Exercise. A word-for-word printout of the listing below is needed.

────────────────

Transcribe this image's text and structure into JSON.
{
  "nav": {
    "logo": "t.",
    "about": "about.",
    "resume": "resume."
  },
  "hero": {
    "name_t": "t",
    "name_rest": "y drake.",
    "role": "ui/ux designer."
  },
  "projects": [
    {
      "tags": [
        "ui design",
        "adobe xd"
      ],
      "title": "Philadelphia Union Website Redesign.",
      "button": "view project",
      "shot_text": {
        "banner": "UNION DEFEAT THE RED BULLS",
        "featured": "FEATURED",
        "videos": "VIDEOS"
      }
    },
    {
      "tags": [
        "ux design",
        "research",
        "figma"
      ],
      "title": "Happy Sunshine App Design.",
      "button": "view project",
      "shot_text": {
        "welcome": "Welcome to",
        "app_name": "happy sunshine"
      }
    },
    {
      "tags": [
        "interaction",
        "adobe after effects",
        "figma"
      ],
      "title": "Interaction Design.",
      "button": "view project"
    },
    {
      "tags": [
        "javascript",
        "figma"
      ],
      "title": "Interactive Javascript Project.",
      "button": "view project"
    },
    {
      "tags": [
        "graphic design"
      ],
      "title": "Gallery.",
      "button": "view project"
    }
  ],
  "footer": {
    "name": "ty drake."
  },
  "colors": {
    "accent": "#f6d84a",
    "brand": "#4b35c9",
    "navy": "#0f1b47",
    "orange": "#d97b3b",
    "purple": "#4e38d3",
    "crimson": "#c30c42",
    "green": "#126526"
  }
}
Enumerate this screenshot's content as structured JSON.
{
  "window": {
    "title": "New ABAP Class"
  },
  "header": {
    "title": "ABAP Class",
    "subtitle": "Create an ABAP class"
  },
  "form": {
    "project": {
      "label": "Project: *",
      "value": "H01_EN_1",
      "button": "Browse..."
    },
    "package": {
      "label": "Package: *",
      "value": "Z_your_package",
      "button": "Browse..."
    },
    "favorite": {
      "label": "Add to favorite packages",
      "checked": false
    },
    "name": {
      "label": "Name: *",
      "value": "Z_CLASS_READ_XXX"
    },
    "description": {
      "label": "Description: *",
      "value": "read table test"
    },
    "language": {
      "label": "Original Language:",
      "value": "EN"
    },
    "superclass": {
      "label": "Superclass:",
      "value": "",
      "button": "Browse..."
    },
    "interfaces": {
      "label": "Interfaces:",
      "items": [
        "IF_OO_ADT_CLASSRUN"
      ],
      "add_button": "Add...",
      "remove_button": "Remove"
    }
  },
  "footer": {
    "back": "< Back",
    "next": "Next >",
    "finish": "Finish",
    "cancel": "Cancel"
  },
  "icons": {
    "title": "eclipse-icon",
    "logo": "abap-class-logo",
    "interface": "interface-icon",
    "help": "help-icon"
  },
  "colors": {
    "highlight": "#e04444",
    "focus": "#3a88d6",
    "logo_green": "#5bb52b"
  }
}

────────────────

Response area.
Transcribe this image's text and structure into JSON.
{
  "nav": {
    "logo": "t.",
    "about": "about.",
    "resume": "resume."
  },
  "hero": {
    "name_t": "t",
    "name_rest": "y drake.",
    "role": "ui/ux designer."
  },
  "projects": [
    {
      "tags": [
        "ui design",
        "adobe xd"
      ],
      "title": "Philadelphia Union Website Redesign.",
      "button": "view project",
      "shot_text": {
        "banner": "UNION DEFEAT THE RED BULLS",
        "featured": "FEATURED",
        "videos": "VIDEOS"
      }
    },
    {
      "tags": [
        "ux design",
        "research",
        "figma"
      ],
      "title": "Happy Sunshine App Design.",
      "button": "view project",
      "shot_text": {
        "welcome": "Welcome to",
        "app_name": "happy sunshine"
      }
    },
    {
      "tags": [
        "interaction",
        "adobe after effects",
        "figma"
      ],
      "title": "Interaction Design.",
      "button": "view project"
    },
    {
      "tags": [
        "javascript",
        "figma"
      ],
      "title": "Interactive Javascript Project.",
      "button": "view project"
    },
    {
      "tags": [
        "graphic design"
      ],
      "title": "Gallery.",
      "button": "view project"
    }
  ],
  "footer": {
    "name": "ty drake."
  },
  "colors": {
    "accent": "#f6d84a",
    "brand": "#4b35c9",
    "navy": "#0f1b47",
    "orange": "#d97b3b",
    "purple": "#4e38d3",
    "crimson": "#c30c42",
    "green": "#126526"
  }
}
Enumerate this screenshot's content as structured JSON.
{
  "window": {
    "title": "New ABAP Class"
  },
  "header": {
    "title": "ABAP Class",
    "subtitle": "Create an ABAP class"
  },
  "form": {
    "project": {
      "label": "Project: *",
      "value": "H01_EN_1",
      "button": "Browse..."
    },
    "package": {
      "label": "Package: *",
      "value": "Z_your_package",
      "button": "Browse..."
    },
    "favorite": {
      "label": "Add to favorite packages",
      "checked": false
    },
    "name": {
      "label": "Name: *",
      "value": "Z_CLASS_READ_XXX"
    },
    "description": {
      "label": "Description: *",
      "value": "read table test"
    },
    "language": {
      "label": "Original Language:",
      "value": "EN"
    },
    "superclass": {
      "label": "Superclass:",
      "value": "",
      "button": "Browse..."
    },
    "interfaces": {
      "label": "Interfaces:",
      "items": [
        "IF_OO_ADT_CLASSRUN"
      ],
      "add_button": "Add...",
      "remove_button": "Remove"
    }
  },
  "footer": {
    "back": "< Back",
    "next": "Next >",
    "finish": "Finish",
    "cancel": "Cancel"
  },
  "icons": {
    "title": "eclipse-icon",
    "logo": "abap-class-logo",
    "interface": "interface-icon",
    "help": "help-icon"
  },
  "colors": {
    "highlight": "#e04444",
    "focus": "#3a88d6",
    "logo_green": "#5bb52b"
  }
}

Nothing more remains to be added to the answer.